Sunday, 1 November 2009

Strange Days Indeed

Got up, pulled-up, inhaled some white powder and photographed my nose. Yesterday, I had an out-of-focused nose (see: “On Powdering Your Nose”, 31/10/09). So this morning I straightened things out – I need to be focused.
Then I went out. But I didn’t even make it to the end of the road: Look at this.

Last night was Halloween.

It’s Sunday, so I fall onto my daybed with the papers. I look at this.

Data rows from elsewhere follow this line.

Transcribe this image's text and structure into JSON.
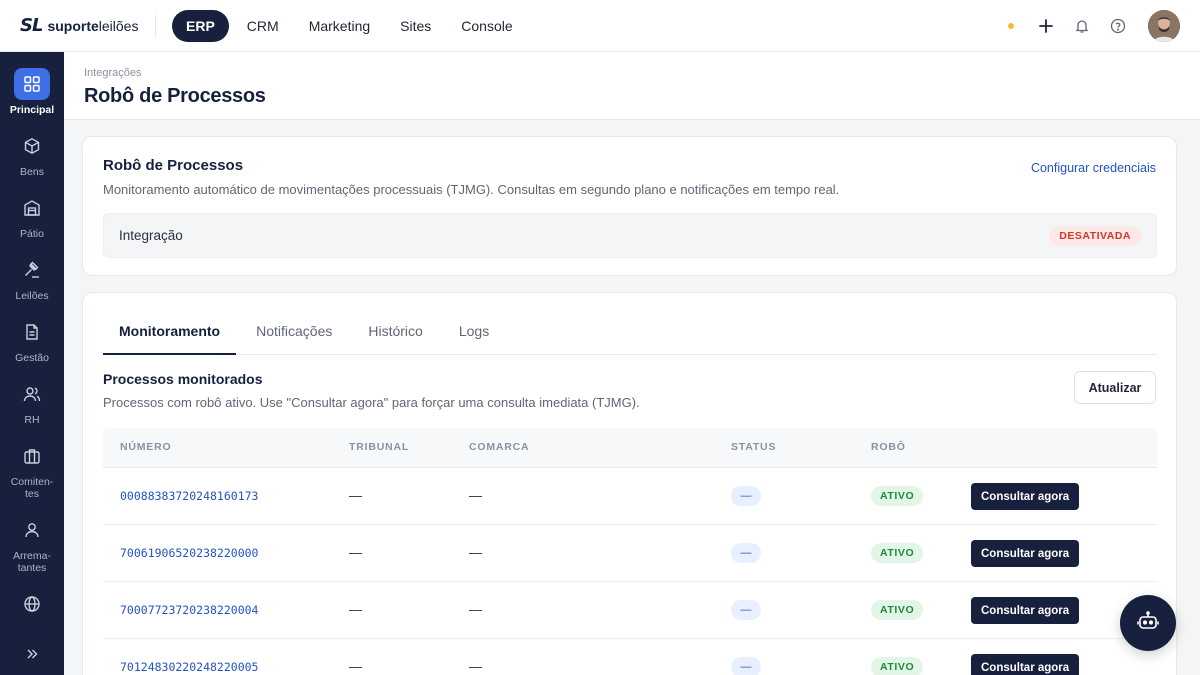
{
  "brand": {
    "mark": "SL",
    "name_bold": "suporte",
    "name_light": "leilões"
  },
  "topnav": [
    {
      "label": "ERP",
      "active": true
    },
    {
      "label": "CRM",
      "active": false
    },
    {
      "label": "Marketing",
      "active": false
    },
    {
      "label": "Sites",
      "active": false
    },
    {
      "label": "Console",
      "active": false
    }
  ],
  "topbar_icons": [
    "status-dot",
    "plus-icon",
    "bell-icon",
    "help-icon",
    "avatar"
  ],
  "sidebar": {
    "items": [
      {
        "label": "Principal",
        "icon": "grid-icon",
        "active": true
      },
      {
        "label": "Bens",
        "icon": "box-icon"
      },
      {
        "label": "Pátio",
        "icon": "warehouse-icon"
      },
      {
        "label": "Leilões",
        "icon": "gavel-icon"
      },
      {
        "label": "Gestão",
        "icon": "document-icon"
      },
      {
        "label": "RH",
        "icon": "users-icon"
      },
      {
        "label": "Comiten-tes",
        "line1": "Comiten-",
        "line2": "tes",
        "icon": "briefcase-icon"
      },
      {
        "label": "Arrema-tantes",
        "line1": "Arrema-",
        "line2": "tantes",
        "icon": "user-icon"
      },
      {
        "label": "",
        "icon": "globe-icon"
      }
    ],
    "expand_icon": "chevrons-right-icon"
  },
  "page": {
    "breadcrumb": "Integrações",
    "title": "Robô de Processos"
  },
  "integration_card": {
    "title": "Robô de Processos",
    "description": "Monitoramento automático de movimentações processuais (TJMG). Consultas em segundo plano e notificações em tempo real.",
    "configure_link": "Configurar credenciais",
    "row_label": "Integração",
    "status_badge": "DESATIVADA"
  },
  "tabs": [
    {
      "label": "Monitoramento",
      "active": true
    },
    {
      "label": "Notificações",
      "active": false
    },
    {
      "label": "Histórico",
      "active": false
    },
    {
      "label": "Logs",
      "active": false
    }
  ],
  "section": {
    "title": "Processos monitorados",
    "description": "Processos com robô ativo. Use \"Consultar agora\" para forçar uma consulta imediata (TJMG).",
    "refresh_button": "Atualizar"
  },
  "table": {
    "columns": [
      "NÚMERO",
      "TRIBUNAL",
      "COMARCA",
      "STATUS",
      "ROBÔ"
    ],
    "rows": [
      {
        "numero": "00088383720248160173",
        "tribunal": "—",
        "comarca": "—",
        "status": "—",
        "robo": "ATIVO",
        "action": "Consultar agora"
      },
      {
        "numero": "70061906520238220000",
        "tribunal": "—",
        "comarca": "—",
        "status": "—",
        "robo": "ATIVO",
        "action": "Consultar agora"
      },
      {
        "numero": "70007723720238220004",
        "tribunal": "—",
        "comarca": "—",
        "status": "—",
        "robo": "ATIVO",
        "action": "Consultar agora"
      },
      {
        "numero": "70124830220248220005",
        "tribunal": "—",
        "comarca": "—",
        "status": "—",
        "robo": "ATIVO",
        "action": "Consultar agora"
      }
    ]
  },
  "fab": {
    "icon": "robot-icon"
  },
  "colors": {
    "navy": "#17203d",
    "accent_blue": "#3f6fe8",
    "link": "#2453c2",
    "danger": "#d2372f",
    "success": "#1f8a3a"
  }
}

I’m going to bed early; Harry Houdini’s got me gripped (Brandon R, “The Life And Many Deaths Of Harry Houdini, Secker & Warburg, London, 1993). Houdini was a man of many obsessions. He specialised in death-defying escapes (for which his name became a byword); but what was Houdini really trying to escape from?

As for myself, I’ve spent the whole day trapped in yesterday’s blog – caught in its web. When I close my eyes I see my powdered nasal hair tangled up in the hedge. I'm even thinking of going back out and rearranging the Halloween decorations in my neighbour's hedge; in such a way that they mimic the peaks and troughs of the graph on the Business pages. AND ON THE SAME PAGE THERE'S A BUSINESSMAN PULLING - DOING PULL-UPS IN THE PAPER!

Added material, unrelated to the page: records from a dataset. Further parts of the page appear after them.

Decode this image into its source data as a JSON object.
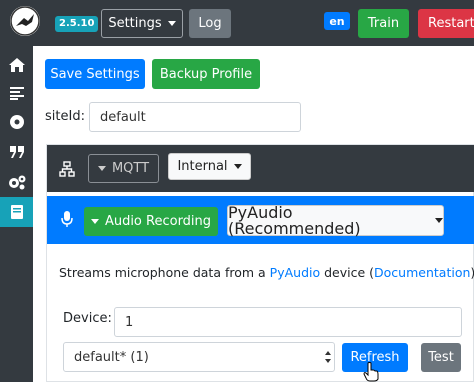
{
  "topbar": {
    "version": "2.5.10",
    "settings_label": "Settings",
    "log_label": "Log",
    "language": "en",
    "train_label": "Train",
    "restart_label": "Restart"
  },
  "sidebar": {
    "items": [
      {
        "icon": "home-icon"
      },
      {
        "icon": "list-icon"
      },
      {
        "icon": "record-icon"
      },
      {
        "icon": "quote-icon"
      },
      {
        "icon": "gears-icon"
      },
      {
        "icon": "book-icon",
        "active": true
      }
    ]
  },
  "actions": {
    "save_label": "Save Settings",
    "backup_label": "Backup Profile"
  },
  "site_id": {
    "label": "siteId:",
    "value": "default"
  },
  "mqtt": {
    "button_label": "MQTT",
    "mode": "Internal"
  },
  "audio": {
    "button_label": "Audio Recording",
    "system": "PyAudio (Recommended)",
    "description_prefix": "Streams microphone data from a ",
    "pyaudio_link": "PyAudio",
    "description_middle": " device (",
    "documentation_link": "Documentation",
    "description_suffix": ")",
    "device_label": "Device:",
    "device_value": "1",
    "device_selected": "default* (1)",
    "refresh_label": "Refresh",
    "test_label": "Test"
  },
  "colors": {
    "dark": "#343a40",
    "primary": "#007bff",
    "success": "#28a745",
    "danger": "#dc3545",
    "info": "#17a2b8",
    "secondary": "#6c757d"
  }
}
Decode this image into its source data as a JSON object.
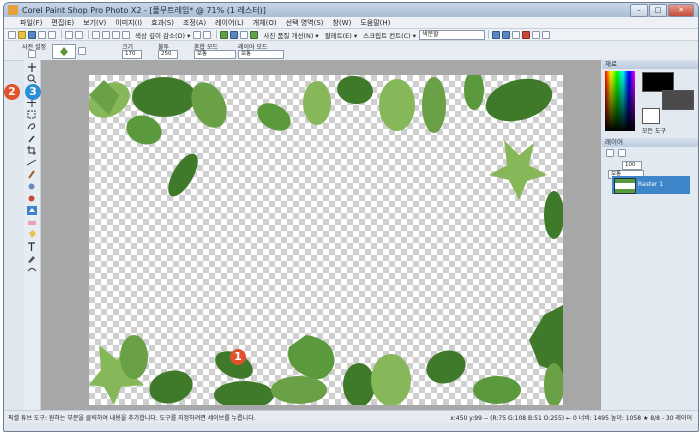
{
  "window": {
    "title": "Corel Paint Shop Pro Photo X2 - [풀무트레임* @ 71% (1 레스터)]",
    "min_glyph": "–",
    "max_glyph": "□",
    "close_glyph": "✕"
  },
  "menu": [
    "파일(F)",
    "편집(E)",
    "보기(V)",
    "이미지(I)",
    "효과(S)",
    "조정(A)",
    "레이어(L)",
    "개체(O)",
    "선택 영역(S)",
    "창(W)",
    "도움말(H)"
  ],
  "toolbar": {
    "auto_fix_label": "색상 깊이 감소(D) ▾",
    "photo_fix_label": "사진 품질 개선(N) ▾",
    "palette_label": "팔레트(E) ▾",
    "script_label": "스크립트 컨트(C) ▾",
    "script_combo": "색분할"
  },
  "tool_options": {
    "preset_label": "사전 설정",
    "size_label": "크기",
    "size_value": "170",
    "opacity_label": "불투",
    "opacity_value": "250",
    "blend_label": "혼합 모드",
    "blend_value": "보통",
    "mode_label": "레이어 모드",
    "mode_value": "보통"
  },
  "materials_panel": {
    "title": "재료",
    "all_tools_label": "모든 도구"
  },
  "layers_panel": {
    "title": "레이어",
    "opacity_value": "100",
    "blend_value": "보통",
    "layer_name": "Raster 1"
  },
  "status": {
    "hint": "픽셀 튜브 도구: 원하는 부분을 클릭하여 내용을 추가합니다. 도구를 지정하려면 세이브를 누릅니다.",
    "info": "x:450 y:99 -- (R:75 G:108 B:51 O:255) ← 0 너비: 1495 높이: 1058 ★ 8/8 - 30 레이어"
  },
  "callouts": [
    "1",
    "2",
    "3"
  ],
  "colors": {
    "leaf_dark": "#3f7a2a",
    "leaf_mid": "#5b9a3c",
    "leaf_light": "#86b85a",
    "callout_red": "#e0522b",
    "callout_blue": "#2b8fd6",
    "layer_selected": "#3d86c9"
  }
}
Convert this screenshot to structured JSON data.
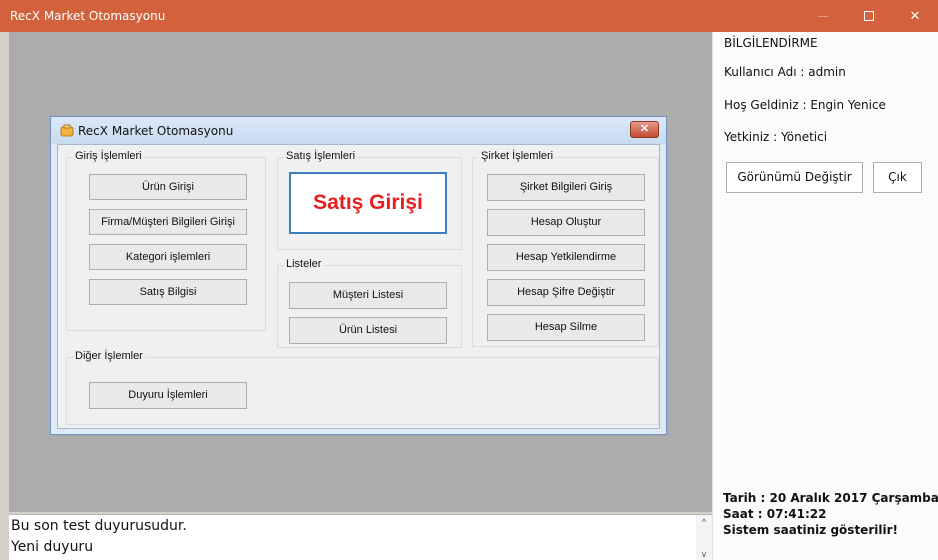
{
  "window": {
    "title": "RecX Market Otomasyonu",
    "min_glyph": "—",
    "close_glyph": "✕"
  },
  "dialog": {
    "title": "RecX Market Otomasyonu",
    "close_glyph": "✕",
    "groups": {
      "giris": {
        "label": "Giriş İşlemleri",
        "buttons": [
          "Ürün Girişi",
          "Firma/Müşteri Bilgileri Girişi",
          "Kategori işlemleri",
          "Satış Bilgisi"
        ]
      },
      "satis": {
        "label": "Satış İşlemleri",
        "big_button": "Satış Girişi"
      },
      "listeler": {
        "label": "Listeler",
        "buttons": [
          "Müşteri Listesi",
          "Ürün Listesi"
        ]
      },
      "sirket": {
        "label": "Şirket İşlemleri",
        "buttons": [
          "Şirket Bilgileri Giriş",
          "Hesap Oluştur",
          "Hesap Yetkilendirme",
          "Hesap Şifre Değiştir",
          "Hesap Silme"
        ]
      },
      "diger": {
        "label": "Diğer İşlemler",
        "buttons": [
          "Duyuru İşlemleri"
        ]
      }
    }
  },
  "info_panel": {
    "heading": "BİLGİLENDİRME",
    "user_label": "Kullanıcı Adı :",
    "user_value": "admin",
    "welcome_label": "Hoş Geldiniz :",
    "welcome_value": "Engin Yenice",
    "role_label": "Yetkiniz :",
    "role_value": "Yönetici",
    "change_view_button": "Görünümü Değiştir",
    "exit_button": "Çık",
    "date_label": "Tarih",
    "date_value": ": 20 Aralık 2017 Çarşamba",
    "time_label": "Saat",
    "time_value": ": 07:41:22",
    "clock_note": "Sistem saatiniz gösterilir!"
  },
  "notice": {
    "lines": [
      "Bu son test duyurusudur.",
      "Yeni duyuru"
    ],
    "scroll_up": "^",
    "scroll_down": "v"
  },
  "colors": {
    "titlebar": "#d2613c",
    "desktop": "#acacac",
    "accent_button_text": "#e81d1d",
    "accent_button_border": "#3d7ebf"
  }
}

It’s been a funny Halloween and it’s getting even stranger. Houdini waged a long campaign against fake mediums (he fell out badly with his one-time-friend Arthur Conan-Doyle, a staunch believer in spiritualism). Houdini would often attend séances dressed in a “medium-trapping disguise”. I’m looking at a photograph of him wearing it; he looks more like Stanley Spencer, minus the pram. Here’s another image from the Houdini book. It shows ectoplasm emerging from a spiritualist’s nose. But this variety bears a remarkable resemblance to knitting wool (Vivian Stanshall of the Bonzo’s was a dedicated knitter – he’d been keenly ‘casting off’ since boyhood.

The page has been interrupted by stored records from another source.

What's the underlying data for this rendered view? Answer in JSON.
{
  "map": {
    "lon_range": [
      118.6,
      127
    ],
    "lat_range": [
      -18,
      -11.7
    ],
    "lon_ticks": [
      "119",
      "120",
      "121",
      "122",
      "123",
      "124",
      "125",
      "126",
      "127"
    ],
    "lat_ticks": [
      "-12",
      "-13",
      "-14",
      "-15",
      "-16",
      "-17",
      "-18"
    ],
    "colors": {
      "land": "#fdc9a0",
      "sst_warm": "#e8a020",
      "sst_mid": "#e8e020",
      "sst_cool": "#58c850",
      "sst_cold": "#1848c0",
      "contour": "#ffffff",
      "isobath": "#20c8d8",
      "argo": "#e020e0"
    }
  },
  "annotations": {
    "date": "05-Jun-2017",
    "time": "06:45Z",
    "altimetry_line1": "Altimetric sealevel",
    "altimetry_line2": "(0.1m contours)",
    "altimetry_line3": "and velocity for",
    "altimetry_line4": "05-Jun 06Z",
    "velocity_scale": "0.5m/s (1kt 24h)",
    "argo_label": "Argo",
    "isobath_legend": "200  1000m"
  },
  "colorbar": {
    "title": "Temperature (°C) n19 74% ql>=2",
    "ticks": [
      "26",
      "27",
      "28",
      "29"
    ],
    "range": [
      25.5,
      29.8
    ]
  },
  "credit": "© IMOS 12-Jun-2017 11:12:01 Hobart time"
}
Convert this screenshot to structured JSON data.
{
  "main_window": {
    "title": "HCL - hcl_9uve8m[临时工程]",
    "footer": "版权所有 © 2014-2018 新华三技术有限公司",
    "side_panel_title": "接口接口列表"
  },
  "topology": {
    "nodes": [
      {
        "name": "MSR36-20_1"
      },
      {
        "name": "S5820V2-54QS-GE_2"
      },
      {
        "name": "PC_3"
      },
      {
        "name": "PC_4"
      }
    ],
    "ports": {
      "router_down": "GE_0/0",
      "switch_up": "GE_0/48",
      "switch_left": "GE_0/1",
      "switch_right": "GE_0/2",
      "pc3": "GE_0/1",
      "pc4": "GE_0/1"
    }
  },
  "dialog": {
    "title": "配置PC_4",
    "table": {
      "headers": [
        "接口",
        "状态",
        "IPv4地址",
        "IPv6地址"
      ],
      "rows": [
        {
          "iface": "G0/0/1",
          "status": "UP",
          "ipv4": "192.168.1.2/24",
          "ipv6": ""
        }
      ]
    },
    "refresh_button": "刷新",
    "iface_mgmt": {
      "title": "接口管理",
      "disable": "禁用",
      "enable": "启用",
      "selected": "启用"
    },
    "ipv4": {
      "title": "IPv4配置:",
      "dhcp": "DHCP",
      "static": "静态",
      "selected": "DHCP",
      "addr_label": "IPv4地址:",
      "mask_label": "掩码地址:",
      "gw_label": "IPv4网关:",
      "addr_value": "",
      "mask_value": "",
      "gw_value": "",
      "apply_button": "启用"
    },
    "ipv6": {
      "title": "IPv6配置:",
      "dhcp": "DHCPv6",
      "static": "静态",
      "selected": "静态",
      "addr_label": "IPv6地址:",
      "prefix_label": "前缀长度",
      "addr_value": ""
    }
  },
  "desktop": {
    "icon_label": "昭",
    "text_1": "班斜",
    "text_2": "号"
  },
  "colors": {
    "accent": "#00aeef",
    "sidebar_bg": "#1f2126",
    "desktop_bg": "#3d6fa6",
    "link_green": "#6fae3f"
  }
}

No, I’m going to read some Duchamp instead. Oh no! All that dust breading on “The Large Glass” (dust preserved in Man Ray's photograph, 1921). And the First Papers of Surrealism exhibition, which opened on October 14, 1942 at the Whitelaw Reid Mansion in midtown Manhattan, was both historic and peculiar. Duchamp had festooned the primary exhibition space (floor to ceiling) with a tangled web of sixteen miles of string!
At the show’s opening children ran around and played catch and some of the painters became annoyed because nobody could get to see the paintings. 

No comments:

Post a Comment